For this recipe, I created a simple yerba mate tea syrup for that bit of sweetness and earthy depth of flavor.
We’re on the other side of Memorial Day weekend, June 8 is National Rosé Day, and there is no better time than the present to ready those blenders, chill TF out of your favorite dry rosé, and commit this recipe to memory for all of your al fresco fetes!
Yerba MateFrosé 1 Bottle Full-bodied Dry Rosé Wine 1/4 cup Argentine Yerba Mate Simple Syrup* 2 cups Frozen Strawberries 2 oz Fresh Lemon Juice 1 cup Ice Pour bottle of Rosé Wine into ice cube trays and freeze 6-12 hours. Once frozen, combine rosé cubes in a blender with the simple syrup, strawberries, lemon juice, and about a cup of ice. Blend until it is a smooth,slushielike consistency. Serve with fresh, edible flowers.
* Steep one cup of Argentine Yerba Mate and strain. Add steeped Yerba Mate liquid to a small saucepan with one cup sugar. At medium-high heat, whisk until sugar dissolves. Remove from heat, and cool to room temperature, about 30 minutes. Store in an airtight container in refrigerator up to 2 months. (good for about two batches of Yerba MateFrosé)
You can find Argentine Yerba Mate brands in specialty tea stores and in select Whole Foods Markets across the U.S. You can also purchase Argentine Yerba Mate on Amazon.com.
The Bit by a Fox Podcast is now on its fourth episode in the Bartender Interview Series – The Master Blend. In collaboration with BERTOUX Brandy, the Bit by a Fox Podcast is hosting a series of interviews with some of America’s most acclaimed and innovative bartenders.
This week’s interview is with Christine Wiseman, Bar Director of LA’s most fabulous rooftop cocktail bar, The Broken Shaker at the Freehand Hotel in downtown Los Angeles.
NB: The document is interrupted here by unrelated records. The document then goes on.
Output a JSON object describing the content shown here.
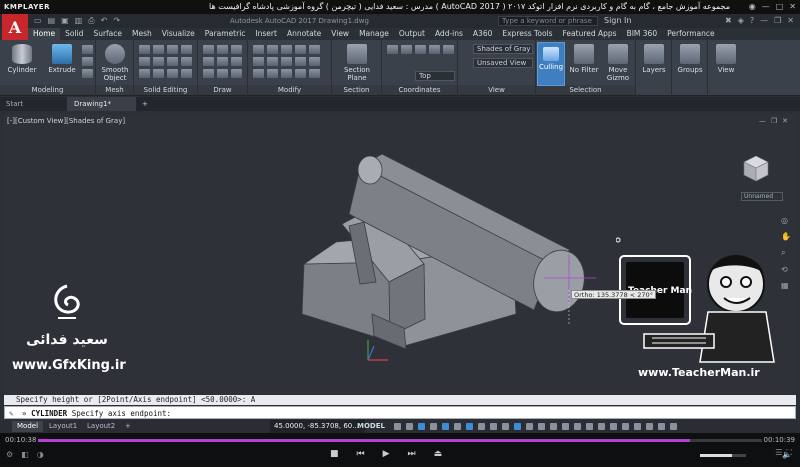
{
  "player": {
    "logo": "KMPLAYER",
    "caption": "مجموعه آموزش جامع ، گام به گام و کاربردی نرم افزار اتوکد ۲۰۱۷ ( AutoCAD 2017 ) مدرس : سعید فدایی ( تیچرمن ) گروه آموزشی پادشاه گرافیست ها",
    "time_elapsed": "00:10:38",
    "time_total": "00:10:39",
    "progress": 0.9,
    "volume": 0.7
  },
  "titlebar": {
    "center": "Autodesk AutoCAD 2017   Drawing1.dwg",
    "search_placeholder": "Type a keyword or phrase",
    "sign_in": "Sign In"
  },
  "ribbon_tabs": [
    "Home",
    "Solid",
    "Surface",
    "Mesh",
    "Visualize",
    "Parametric",
    "Insert",
    "Annotate",
    "View",
    "Manage",
    "Output",
    "Add-ins",
    "A360",
    "Express Tools",
    "Featured Apps",
    "BIM 360",
    "Performance"
  ],
  "ribbon": {
    "cylinder": "Cylinder",
    "extrude": "Extrude",
    "smooth_object": "Smooth Object",
    "section_plane": "Section Plane",
    "shades_of_gray": "Shades of Gray",
    "unsaved_view": "Unsaved View",
    "top": "Top",
    "culling": "Culling",
    "no_filter": "No Filter",
    "move_gizmo": "Move Gizmo",
    "layers": "Layers",
    "groups": "Groups",
    "view_btn": "View",
    "groups_labels": {
      "modeling": "Modeling",
      "mesh": "Mesh",
      "solid_editing": "Solid Editing",
      "draw": "Draw",
      "modify": "Modify",
      "section": "Section",
      "coordinates": "Coordinates",
      "view": "View",
      "selection": "Selection"
    }
  },
  "file_tabs": [
    "Start",
    "Drawing1*"
  ],
  "viewport": {
    "label": "[-][Custom View][Shades of Gray]",
    "unnamed": "Unnamed",
    "tooltip": "Ortho: 135.3778 < 270°"
  },
  "watermark": {
    "left_name": "سعید فدائی",
    "left_site": "www.GfxKing.ir",
    "right_site": "www.TeacherMan.ir",
    "right_brand": "Teacher Man"
  },
  "command": {
    "history": "Specify height or [2Point/Axis endpoint] <50.0000>: A",
    "prompt_name": "CYLINDER",
    "prompt_text": "Specify axis endpoint:"
  },
  "status": {
    "tabs": [
      "Model",
      "Layout1",
      "Layout2"
    ],
    "coords": "45.0000, -85.3708, 60....",
    "model": "MODEL"
  }
}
We discussed her 20 year journey through the industry, from managing the busiest Outback Steakhouse in the country to creating scratch and sniff cocktail menus, and spearheading the LA cocktail scene with a heavy dose of her signature sparkle along the way.
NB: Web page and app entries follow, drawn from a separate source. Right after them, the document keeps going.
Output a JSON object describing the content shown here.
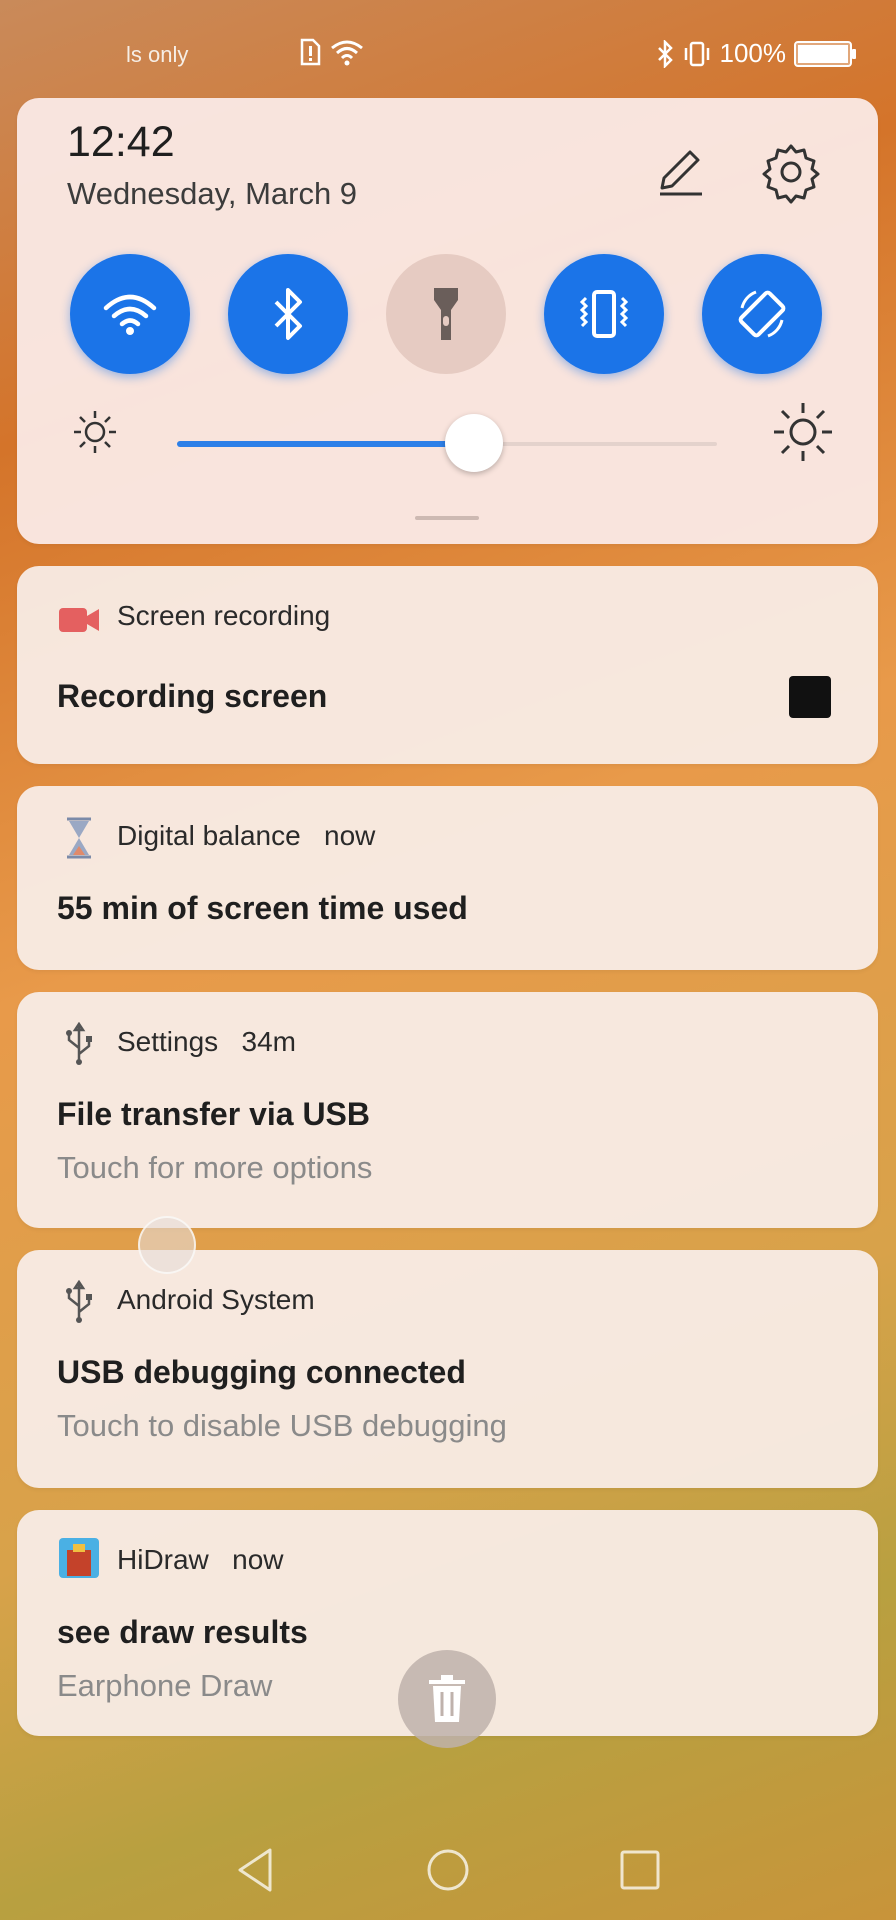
{
  "status_bar": {
    "carrier": "ls only",
    "battery_text": "100%"
  },
  "quick_settings": {
    "time": "12:42",
    "date": "Wednesday, March 9",
    "toggles": [
      {
        "name": "wifi-toggle",
        "icon": "wifi-icon",
        "active": true
      },
      {
        "name": "bluetooth-toggle",
        "icon": "bluetooth-icon",
        "active": true
      },
      {
        "name": "flashlight-toggle",
        "icon": "flashlight-icon",
        "active": false
      },
      {
        "name": "vibrate-toggle",
        "icon": "vibrate-icon",
        "active": true
      },
      {
        "name": "auto-rotate-toggle",
        "icon": "rotate-icon",
        "active": true
      }
    ],
    "brightness_level": 0.55
  },
  "notifications": [
    {
      "app": "Screen recording",
      "time": "",
      "title": "Recording screen",
      "text": "",
      "icon": "screen-record-icon"
    },
    {
      "app": "Digital balance",
      "time": "now",
      "title": "55 min of screen time used",
      "text": "",
      "icon": "hourglass-icon"
    },
    {
      "app": "Settings",
      "time": "34m",
      "title": "File transfer via USB",
      "text": "Touch for more options",
      "icon": "usb-icon"
    },
    {
      "app": "Android System",
      "time": "",
      "title": "USB debugging connected",
      "text": "Touch to disable USB debugging",
      "icon": "usb-icon"
    },
    {
      "app": "HiDraw",
      "time": "now",
      "title": "see draw results",
      "text": "Earphone Draw",
      "icon": "hidraw-app-icon"
    }
  ],
  "colors": {
    "accent": "#1b74e8",
    "record_red": "#e46060"
  }
}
Hobbiest mixologist, viral video personality, and cocktail book author of Suck It Up: Extraordinary Cocktails for Everyday People, Dan Magro has a real-talk and hilarious approach to mixing drinks. We gabbed and laughed about the proliferation of multi-hyphenates in LA, his deep love of brunch…as a LIFESTYLE, and his ultimate, if unexpected, drinking buddy to get bit by a fox with!
This week’s cocktail recipe is a brunch favorite from Dan’s book, Suck it Up, Lavender Mimosas.
Lavender Mimosa – served in a champagne flute Brut Champagne or Sparkling Wine Lavender Honey Infusion* a lemon, quartered Garnish: fresh lavender
Rub the lemon slice around the rim of the flute, squeeze the juice into the glass, and the drop the wedge in. Fill the glass with 3/4 of bubbly, top off the remainder of the glass with the lavender honey syrup. Garnish with lavender.
*Lavender Honey Infusion Bring 3 cups of water to a boil. Once boiling, add 1/3 cup of honey and stir for 3 minutes, then reduce heat to medium. Add 1/4 cup of dried lavender, and stir for 1 minute making sure all lavender is immersed in water. Turn off the heat, cover and let sit overnight. Strain the cooled liquid, discarding the solids. Store in the refrigerator for 2 weeks.
The Bit by a Fox Podcast is now on the third episode in the Bartender Interview Series – The Master Blend. In collaboration with BERTOUX Brandy, the Bit by a Fox Podcast is hosting a series of interviews with some of America’s most acclaimed and innovative bartenders.
This week’s interview is with Devon Tarby who discusses her bartending beginnings at famed cocktail bar The Varnish where she met her future partners in the highly successful hospitality firm, Proprietors LLC. We talk about her music background and how she incorporate that into her cocktail creations, how she stays sane with such a busy scheduled, and what it’s like to be nominated for a James Beard Award.